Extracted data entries
+-------+

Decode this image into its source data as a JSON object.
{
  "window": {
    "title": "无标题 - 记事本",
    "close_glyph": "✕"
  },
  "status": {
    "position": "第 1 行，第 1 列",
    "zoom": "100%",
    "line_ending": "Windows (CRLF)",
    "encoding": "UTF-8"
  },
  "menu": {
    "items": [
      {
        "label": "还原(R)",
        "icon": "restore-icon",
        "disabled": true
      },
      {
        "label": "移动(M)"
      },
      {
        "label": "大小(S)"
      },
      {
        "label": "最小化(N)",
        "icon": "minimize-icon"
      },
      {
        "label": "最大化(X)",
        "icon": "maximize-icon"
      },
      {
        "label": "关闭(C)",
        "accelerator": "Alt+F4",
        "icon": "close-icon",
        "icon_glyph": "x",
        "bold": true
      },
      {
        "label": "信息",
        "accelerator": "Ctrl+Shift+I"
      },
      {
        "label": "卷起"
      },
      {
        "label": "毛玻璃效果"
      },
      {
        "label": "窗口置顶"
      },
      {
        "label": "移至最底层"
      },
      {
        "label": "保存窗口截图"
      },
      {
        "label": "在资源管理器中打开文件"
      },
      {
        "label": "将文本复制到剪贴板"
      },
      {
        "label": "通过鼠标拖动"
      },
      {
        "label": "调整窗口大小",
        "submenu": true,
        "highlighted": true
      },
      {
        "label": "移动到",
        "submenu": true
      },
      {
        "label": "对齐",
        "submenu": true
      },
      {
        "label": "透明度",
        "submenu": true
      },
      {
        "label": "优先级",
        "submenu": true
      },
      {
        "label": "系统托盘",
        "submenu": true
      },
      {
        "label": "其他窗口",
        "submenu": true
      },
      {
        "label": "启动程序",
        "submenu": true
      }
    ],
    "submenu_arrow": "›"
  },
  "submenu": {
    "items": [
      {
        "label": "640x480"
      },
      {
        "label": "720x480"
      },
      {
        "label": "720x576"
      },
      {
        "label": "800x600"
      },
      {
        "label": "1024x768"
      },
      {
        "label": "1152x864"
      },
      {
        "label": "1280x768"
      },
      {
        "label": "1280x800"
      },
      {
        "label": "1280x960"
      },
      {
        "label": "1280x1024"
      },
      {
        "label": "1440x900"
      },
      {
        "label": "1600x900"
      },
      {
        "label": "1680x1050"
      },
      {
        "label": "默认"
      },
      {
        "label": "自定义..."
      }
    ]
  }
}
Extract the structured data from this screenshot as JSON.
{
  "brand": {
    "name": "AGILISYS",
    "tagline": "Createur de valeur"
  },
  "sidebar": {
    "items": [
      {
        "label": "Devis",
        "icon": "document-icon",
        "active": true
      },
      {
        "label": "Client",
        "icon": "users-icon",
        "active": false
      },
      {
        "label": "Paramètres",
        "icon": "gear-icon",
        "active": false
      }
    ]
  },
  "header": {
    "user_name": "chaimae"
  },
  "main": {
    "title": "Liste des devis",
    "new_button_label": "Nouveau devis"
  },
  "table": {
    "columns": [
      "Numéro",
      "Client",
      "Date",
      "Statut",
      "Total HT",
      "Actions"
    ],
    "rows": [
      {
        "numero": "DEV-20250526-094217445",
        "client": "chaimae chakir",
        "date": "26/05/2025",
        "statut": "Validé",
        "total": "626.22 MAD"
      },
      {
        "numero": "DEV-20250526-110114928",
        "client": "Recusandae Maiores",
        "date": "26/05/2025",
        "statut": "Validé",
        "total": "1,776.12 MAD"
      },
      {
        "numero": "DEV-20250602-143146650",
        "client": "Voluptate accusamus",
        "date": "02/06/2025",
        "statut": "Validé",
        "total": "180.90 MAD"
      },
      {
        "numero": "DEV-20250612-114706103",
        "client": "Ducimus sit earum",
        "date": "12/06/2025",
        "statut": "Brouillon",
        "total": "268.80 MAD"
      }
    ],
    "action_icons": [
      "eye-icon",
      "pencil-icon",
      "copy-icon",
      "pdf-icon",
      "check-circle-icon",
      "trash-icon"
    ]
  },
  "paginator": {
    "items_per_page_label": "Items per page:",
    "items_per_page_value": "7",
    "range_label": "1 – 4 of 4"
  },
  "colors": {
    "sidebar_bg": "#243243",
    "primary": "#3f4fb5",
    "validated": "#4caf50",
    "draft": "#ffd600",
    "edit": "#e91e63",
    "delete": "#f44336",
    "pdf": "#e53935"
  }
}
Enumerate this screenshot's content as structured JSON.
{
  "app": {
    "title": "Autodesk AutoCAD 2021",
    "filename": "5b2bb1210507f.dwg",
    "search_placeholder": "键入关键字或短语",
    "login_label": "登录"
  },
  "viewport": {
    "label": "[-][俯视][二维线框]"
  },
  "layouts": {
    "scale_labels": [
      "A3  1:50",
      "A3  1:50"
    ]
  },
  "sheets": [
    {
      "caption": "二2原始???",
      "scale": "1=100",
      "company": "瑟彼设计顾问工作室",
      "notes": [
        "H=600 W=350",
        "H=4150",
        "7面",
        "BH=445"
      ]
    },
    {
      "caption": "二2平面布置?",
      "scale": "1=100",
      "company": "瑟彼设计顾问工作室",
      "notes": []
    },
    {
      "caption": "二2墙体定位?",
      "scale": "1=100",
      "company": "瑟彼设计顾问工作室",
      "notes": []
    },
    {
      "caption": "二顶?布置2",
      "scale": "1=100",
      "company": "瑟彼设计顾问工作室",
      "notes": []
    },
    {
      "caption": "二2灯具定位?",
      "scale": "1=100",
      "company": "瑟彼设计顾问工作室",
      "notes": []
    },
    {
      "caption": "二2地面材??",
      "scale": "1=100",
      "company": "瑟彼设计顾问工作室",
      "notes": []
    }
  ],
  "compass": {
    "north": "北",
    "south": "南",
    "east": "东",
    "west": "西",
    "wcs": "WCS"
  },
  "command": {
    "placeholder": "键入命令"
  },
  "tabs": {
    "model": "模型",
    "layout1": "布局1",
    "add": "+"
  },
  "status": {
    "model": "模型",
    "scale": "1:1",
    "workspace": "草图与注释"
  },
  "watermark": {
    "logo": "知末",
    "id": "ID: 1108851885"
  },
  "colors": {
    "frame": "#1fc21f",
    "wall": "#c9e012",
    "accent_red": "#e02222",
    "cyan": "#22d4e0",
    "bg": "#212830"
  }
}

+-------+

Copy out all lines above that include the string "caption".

● Reply to the task:
      "caption": "二2原始???",
      "caption": "二2平面布置?",
      "caption": "二2墙体定位?",
      "caption": "二顶?布置2",
      "caption": "二2灯具定位?",
      "caption": "二2地面材??",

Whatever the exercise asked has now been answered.